When Ursula von der Leyen comes in for her first day of work at Berlin's historic defense ministry, walks through its columned halls, which less than three years ago witnessed Karl-Theodor zu Guttenberg's resignation over a plagarism scandal, she will realize what she's let herself in for. It's a lot.
She will be confronted with the complexities of managing the Bundeswehr's withdrawal from Afghanistan and about planes in development that just don't get finished. She will hear about grumbling in the ministry because thousands of staff still don't know where they'll be working in future. On the corridors she'll see men in uniforms with all kinds of epaulets and sleeve badges, stars and bars in silver and gold. Even though von der Leyen has years of experience as a minister, it's a new world.
For von der Leyen, 55, it's a spectacular career leap. As the first woman to head the defense ministry she is guaranteed a lot of attention. Von der Leyen has long been seen as a possible successor to Angela Merkel. Her new appointment allows her to edge one step closer to the chancellor.
'Take Deep Breaths'
Von der Leyen is taking over a ministry renowned for its complexity. A grand overhaul of Germany's armed forces is currently being implemented. Von der Leyen will be the third minister to have to deal with this reform process. In a highly complex reorganization program, the total number of troops is to be reduced to 185,000, and bases will be closed or merged. Many soldiers are still unsure where they are to be based in future. The 'Bundeswehrverband,' a body representing soldiers' interests, regularly carries out job satisfaction surveys among troops, and the results of future polls may well be unpleasant.
"I'm looking forward to it but I also have to say I'm very aware of what a challenge I'm about to face," she said in a television interview on Monday. She only learned of her new job in a meeting with Merkel last Thursday. "I took a deep breath," she said.
Risky Arms Projects
The many intransparent arms procurement projects her ministry is currently involved with are particularly risky territory. Von der Leyen's predecessor, Thomas de Maizière, learned the hard way how a minister's personal image can suffer under poorly managed projects. The failed "Euro Hawk" drone project will likely be associated with de Maizière's name for a long time to come.
Von der Leyen will have to gain a detailed overview of possible problems quickly. Four projects are likely to cause her the most difficulty:

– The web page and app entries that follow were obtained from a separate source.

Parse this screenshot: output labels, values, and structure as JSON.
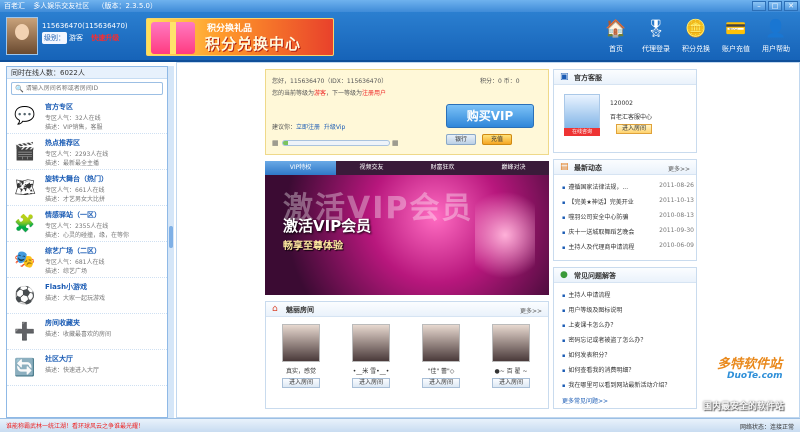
{
  "window": {
    "title_parts": [
      "百老汇",
      "多人娱乐交友社区",
      "（版本：2.3.5.0）"
    ],
    "buttons": [
      "–",
      "□",
      "✕"
    ]
  },
  "header": {
    "user": "115636470(115636470)",
    "level_label": "级别：",
    "level_value": "游客",
    "upgrade": "快速升级",
    "banner_line1": "积分换礼品",
    "banner_line2": "积分兑换中心",
    "nav": [
      {
        "label": "首页",
        "icon": "home-icon",
        "glyph": "🏠"
      },
      {
        "label": "代理登录",
        "icon": "agent-icon",
        "glyph": "🎖"
      },
      {
        "label": "积分兑换",
        "icon": "coins-icon",
        "glyph": "🪙"
      },
      {
        "label": "账户充值",
        "icon": "recharge-icon",
        "glyph": "💳"
      },
      {
        "label": "用户帮助",
        "icon": "help-icon",
        "glyph": "👤"
      }
    ]
  },
  "left": {
    "online": "同时在线人数：6022人",
    "search_placeholder": "请输入房间名称或者房间ID",
    "rooms": [
      {
        "title": "官方专区",
        "l1": "专区人气：32人在线",
        "l2": "描述：VIP销售，客服",
        "icon": "chat-icon",
        "glyph": "💬"
      },
      {
        "title": "热点推荐区",
        "l1": "专区人气：2293人在线",
        "l2": "描述：最新最全主播",
        "icon": "film-icon",
        "glyph": "🎬"
      },
      {
        "title": "旋转大舞台（热门）",
        "l1": "专区人气：661人在线",
        "l2": "描述：才艺男女大比拼",
        "icon": "stage-icon",
        "glyph": "🗺"
      },
      {
        "title": "情感驿站（一区）",
        "l1": "专区人气：2355人在线",
        "l2": "描述：心灵的碰撞，缘，在等你",
        "icon": "heart-chat-icon",
        "glyph": "🧩"
      },
      {
        "title": "综艺广场（二区）",
        "l1": "专区人气：681人在线",
        "l2": "描述：综艺广场",
        "icon": "variety-icon",
        "glyph": "🎭"
      },
      {
        "title": "Flash小游戏",
        "l1": "描述：大家一起玩游戏",
        "l2": "",
        "icon": "game-icon",
        "glyph": "⚽"
      },
      {
        "title": "房间收藏夹",
        "l1": "描述：收藏最喜欢的房间",
        "l2": "",
        "icon": "favorite-icon",
        "glyph": "➕"
      },
      {
        "title": "社区大厅",
        "l1": "描述：快速进入大厅",
        "l2": "",
        "icon": "hall-icon",
        "glyph": "🔄"
      }
    ]
  },
  "vip": {
    "greeting": "您好，115636470（IDX：115636470）",
    "points": "积分：0  币：0",
    "level_line_a": "您的当前等级为",
    "level_line_b": "游客",
    "level_line_c": "，下一等级为",
    "level_line_d": "注册用户",
    "suggest_a": "建议你：",
    "suggest_b": "立即注册",
    "suggest_c": "升级Vip",
    "progress": 0.05,
    "buy": "购买VIP",
    "bank": "银行",
    "recharge": "充值"
  },
  "tabs": [
    "VIP特权",
    "视频交友",
    "财富狂欢",
    "巅峰对决"
  ],
  "promo": {
    "ghost": "激活VIP会员",
    "line1": "激活VIP会员",
    "line2": "畅享至尊体验"
  },
  "rooms_box": {
    "title": "魅丽房间",
    "more": "更多>>",
    "items": [
      {
        "name": "真实，感觉",
        "btn": "进入房间"
      },
      {
        "name": "•__米 雪•__•",
        "btn": "进入房间"
      },
      {
        "name": "\"佳\" 蕾\"◇",
        "btn": "进入房间"
      },
      {
        "name": "●~ 百 翟 ~",
        "btn": "进入房间"
      }
    ]
  },
  "service": {
    "title": "官方客服",
    "qq": "120002",
    "name": "百老汇客服中心",
    "badge": "在线咨询",
    "enter": "进入房间"
  },
  "news": {
    "title": "最新动态",
    "more": "更多>>",
    "items": [
      {
        "text": "遵循国家法律法规，...",
        "date": "2011-08-26"
      },
      {
        "text": "【完美★神话】完美开业",
        "date": "2011-10-13"
      },
      {
        "text": "噬羽公司安全中心防骗",
        "date": "2010-08-13"
      },
      {
        "text": "庆十一送城取舞蹈艺晚会",
        "date": "2011-09-30"
      },
      {
        "text": "主持人及代理商申请流程",
        "date": "2010-06-09"
      }
    ]
  },
  "faq": {
    "title": "常见问题解答",
    "items": [
      "主持人申请流程",
      "用户等级及图标说明",
      "上麦课卡怎么办？",
      "密码忘记或者被盗了怎么办？",
      "如何发表积分？",
      "如何查看我的消费明细？",
      "我在哪里可以看到网站最新活动介绍？"
    ],
    "more": "更多常见问题>>"
  },
  "watermark": {
    "w1": "多特软件站",
    "w2": "DuoTe.com",
    "w3": "国内最安全的软件站"
  },
  "status": {
    "message": "谁能称霸武林一统江湖！看环球风云之争谁最光耀！",
    "network": "网络状态：连接正常"
  }
}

• MH90 Naval Helicopter: The navy's new helicopter for evacuating and transporting crews looks set to run over budget in addition to several technical problems. The minister must take executive decisions soon.
• A400M: The new transport plane for the Bundeswehr is scheduled to go into service next year. But for that to happen, technical licensing problems need to be solved.
• "Eurofighter": The Bundeswhr wats the latest generation of the fighter jets, but the current stock needs to be sold off before that can happen. The only problem is that no one wants to buy them. Von der Leyen must decide what to do.
• "Euro Hawk": After the failure of the reconnaissance drone project the Bundeswehr needs an alternative to provide aerial reconnaissance.
Among all these risks the defense portfolio also offers a significant opportunity for former Labor Minister von der Leyen. Next year will see the official end of Germany's combat mission in Afghanistan. The minister can capitalize on the end of the first major military deployment since the end of World War II. If the German forces manage an orderly withdrawal from Afghanistan and handle the transition well then it will be von der Leyen's success.
Von der Leyen has plenty of political instinct and is unlikely to allow the pathos of such an event to pass by unused.